What’s the Difference Between Shared and WordPress Hosting?

Many businesses have turned to online platforms to facilitate their business, and WordPress is the largest self-hosted community in the world. With hundreds of millions of downloads and a community of over a million members, WordPress is a clear demonstration of the popularity of online collaboration.

It is also one of the most popular content management systems, or CMSs, around, which makes it an obvious choice for online businesses and content creators. If you’re looking to start a blog or website, you may wonder what the difference is between shared hosting and WordPress hosting. We’ll explain the differences and how to choose the right option for your business.

Shared Hosting

If you’re looking for shared hosting, you’ll likely be given the option to pick either a Linux- or Windows-based hosting plan. While both offer features that you may need, you’ll ultimately have to make the decision based on your personal preference.

Shared hosting is the original hosting plan from traditional web hosts. As the name implies, the hosting plan is meant to be shared by multiple websites or blogs. You will share the server’s resources with other users, meaning you may experience delays in service and performance while browsing other websites on the shared host. Because of this, shared hosting is usually considered less suitable for websites or blogs whose traffic and demand for resources is high. However, it does afford users the ability to have full control and ownership of their websites.

WordPress Hosting

With WordPress hosting, you get access to a full-featured, open-source CMS. The CMS will handle the technicalities of building a website or blog, and you’ll have complete control over the content. WordPress’ popularity also makes it relatively easy for developers to create features that make site managing and creation much simpler. For example, if you’re looking for a blogging platform, you may want to consider WordPress.

WordPress is available in two distinct forms: self-hosted and hosted. The first is where you install and run WordPress yourself. The second is where you pay a web host to provide you with the software and space to run your WordPress blog. The decision between the two completely depends on your personal preference. If you choose to go with a hosted WordPress, you lose the ability to customize the appearance of your site. However, you will gain the ability to take your site anywhere with you whenever you want. That’s the main appeal of a hosted WordPress.

The Key Differences In Functionality

Even if you choose to go with a self-hosted WordPress, you will have to make a decision about how much functionality you need. Just like with shared hosting, you’ll have to decide whether you want a basic or a premium version. Let’s take a quick look at the differences.

In the Basic version of WordPress, you get access to all the features necessary for blogging. That includes the ability to create new posts, edit existing posts, view blogs, and manage comments.

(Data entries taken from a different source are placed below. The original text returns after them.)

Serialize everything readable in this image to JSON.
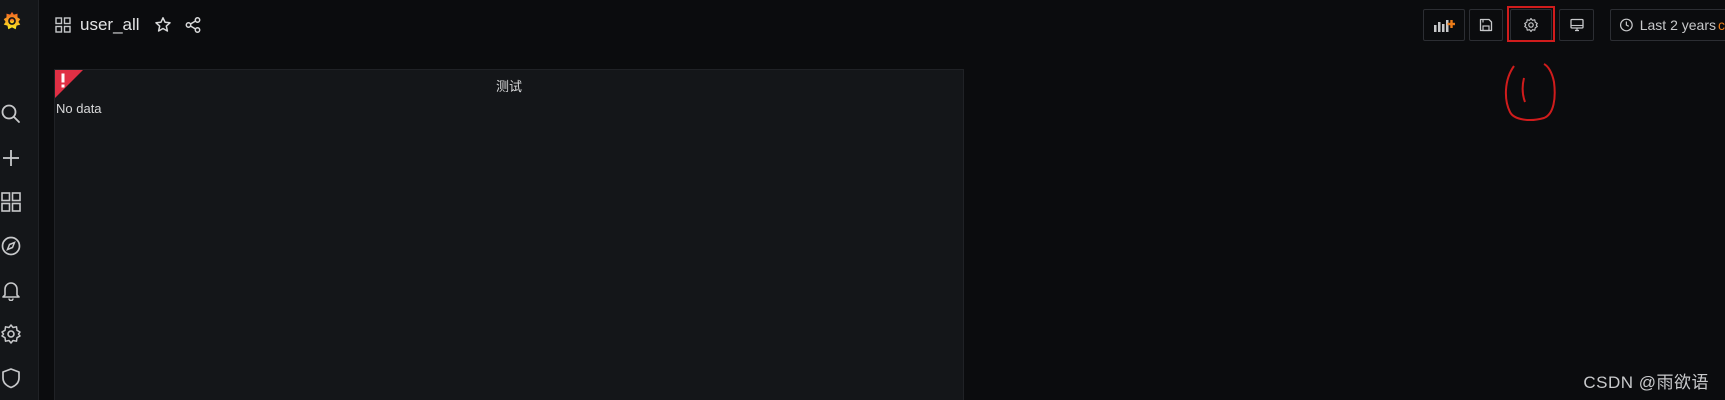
{
  "dashboard": {
    "title": "user_all"
  },
  "sidebar": {
    "items": [
      {
        "icon": "grafana-logo-icon"
      },
      {
        "icon": "search-icon"
      },
      {
        "icon": "plus-icon"
      },
      {
        "icon": "dashboards-icon"
      },
      {
        "icon": "explore-compass-icon"
      },
      {
        "icon": "alerting-bell-icon"
      },
      {
        "icon": "configuration-gear-icon"
      },
      {
        "icon": "server-admin-shield-icon"
      }
    ]
  },
  "toolbar": {
    "buttons": [
      {
        "name": "add-panel-button",
        "icon": "add-panel-icon"
      },
      {
        "name": "save-dashboard-button",
        "icon": "save-icon"
      },
      {
        "name": "dashboard-settings-button",
        "icon": "gear-icon"
      },
      {
        "name": "cycle-view-mode-button",
        "icon": "monitor-icon"
      }
    ],
    "time_picker": {
      "label": "Last 2 years",
      "tail": "c"
    }
  },
  "panel": {
    "title": "测试",
    "message": "No data"
  },
  "watermark": "CSDN @雨欲语",
  "colors": {
    "background": "#0b0c0e",
    "sidebar": "#141619",
    "panel": "#141619",
    "accent_orange": "#eb7b18",
    "error_red": "#e02f44",
    "annotation_red": "#d01c1c"
  }
}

You don’t get any additional features beyond those listed above with this version, but at least you know what you’re getting.

WordPress’ Premium version adds a lot of extra features that make site managing and creation much simpler. With a Premium version of WordPress, you get the ability to install plugins, take your blog anywhere with you on the go, and use widgets to show content on your site. In addition, you can download and install the WordPress mobile app to your phone or tablet, and use it to easily update and manage your content from anywhere.

The Key Differences In Appearance

Another difference between shared hosting and WordPress hosting is in the appearance of the websites. Let’s take a quick look at how they differ.

With shared hosting, your website will look just like any other website that is using the same design template. The only differences will be the domain name and the footer which indicates the site is hosted by the particular web host. However, with WordPress hosting, you get the ability to completely customize the appearance of your site. That means you can choose from a variety of free designs or you can purchase a premium design through WordPress’ own market place. In addition to that, you can choose from a variety of available color schemes, change the layout to suit your needs, and add or remove features as you see fit.

Ultimately, shared hosting and WordPress hosting provide similar functionality, but the former is generally considered less suitable for high-traffic websites or blogs. If you’re looking to start a business blog or website, you may want to consider going with a WordPress hosting plan to maximize your functionality and minimize your costs.